WITSTeachers, Volunteers

Jenner Elementary

Jenner Elementary


When thinking about how to create a community of readers I could think of no better example than Jenner Elementary, a long time WITS school partner. Jenner’s principal, Mr. Croston, utilizes four techniques to keep his school an active community of readers.

Be accountable

When I visited Jenner, I arrived just as the school day began. The entire school was gathered in the cafeteria for a morning meeting. “What is your reading goal for this week?” Mr. Croston, the school principal asked the room. The eighth graders sat in the corner, their jackets pulled up around their ears. The kindergarten teachers hovered around Jenner’s youngest students, helping them settle into the benches that are still too high off the ground for their toes to reach.

Mr. Croston wanted to hear specific answers. He wanted students to name their goals and work towards them. At first, a few tentative hands were raised. “To finish Hard Days” one student said, referring to the popular Diary of a Whimpy Kid series. From there, hands shot up around the room. The principal was asking them to think about their goals, and once they thought about a goal they wanted to share it, and once they shared it out loud, they become students who were more likely to reach those goals.

15 minutes with a bookBe consistent

For as long as any of the Jenner students have been enrolled at the school, WITS Board member and long-time volunteer, Bud Lifton, has been a fixture of the community. As a Classroom Reading Tutor in Ms. Sherrif’s second grade classroom,  he comes to Jenner twice a week to read and talk with students. I watched Bud walk down the hallway one morning and the students he passed called out to him by name and asked for high fives. Volunteering is not always easy and every minute isn’t rewarding, but the consistency of a caring adult in the building makes a world of difference to these students. It shows students that even on their toughest days, they are important, valued, and worthy of care and attention. Sometimes what they need most is just 15 minutes with a friend and a book.

Be a connector

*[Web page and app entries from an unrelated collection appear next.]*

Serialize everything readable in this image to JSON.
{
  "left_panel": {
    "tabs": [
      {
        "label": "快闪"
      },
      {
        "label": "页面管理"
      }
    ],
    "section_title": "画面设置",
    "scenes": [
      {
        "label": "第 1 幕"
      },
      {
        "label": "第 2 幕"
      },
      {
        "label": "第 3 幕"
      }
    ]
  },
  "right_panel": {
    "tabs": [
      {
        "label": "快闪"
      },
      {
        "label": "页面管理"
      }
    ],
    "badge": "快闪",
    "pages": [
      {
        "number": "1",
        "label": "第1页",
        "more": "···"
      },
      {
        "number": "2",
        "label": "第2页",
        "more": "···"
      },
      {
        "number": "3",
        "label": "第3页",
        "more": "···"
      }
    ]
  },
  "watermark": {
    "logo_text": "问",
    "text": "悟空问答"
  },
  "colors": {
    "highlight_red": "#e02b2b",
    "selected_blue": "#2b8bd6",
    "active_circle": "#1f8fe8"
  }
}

After one of Jenner’s morning meetings, Bud called to tell WITS that the new Principal was really something else. A quick visit to the principal’s office and Mr. Croston had connected WITS with half a dozen community organizations, neighboring companies, and up and coming teachers. Over the summer, Jenner connected WITS with Groupon, and this October Groupon volunteers started walking to the school for weekly WITS sessions. The school expressed an interest in a university partnership and soon WITS had them signed up for WITS on Campus as well. WITS thrives off of word of mouth recommendation and Mr. Croston was committed to bringing his students any opportunities available. Through his energy and openness, Mr. Croston grew our volunteer base at Jenner from one to 23 volunteers in a matter of months. Those volunteers will spend this school year sharing the power of reading with students.


Great mentors are great role models. In his free time, Mr. Croston is reading The Beautiful Struggle by Ta-Nehisi Coates. Mr. Croston is a principal, a reader, and he is #IAMWITS.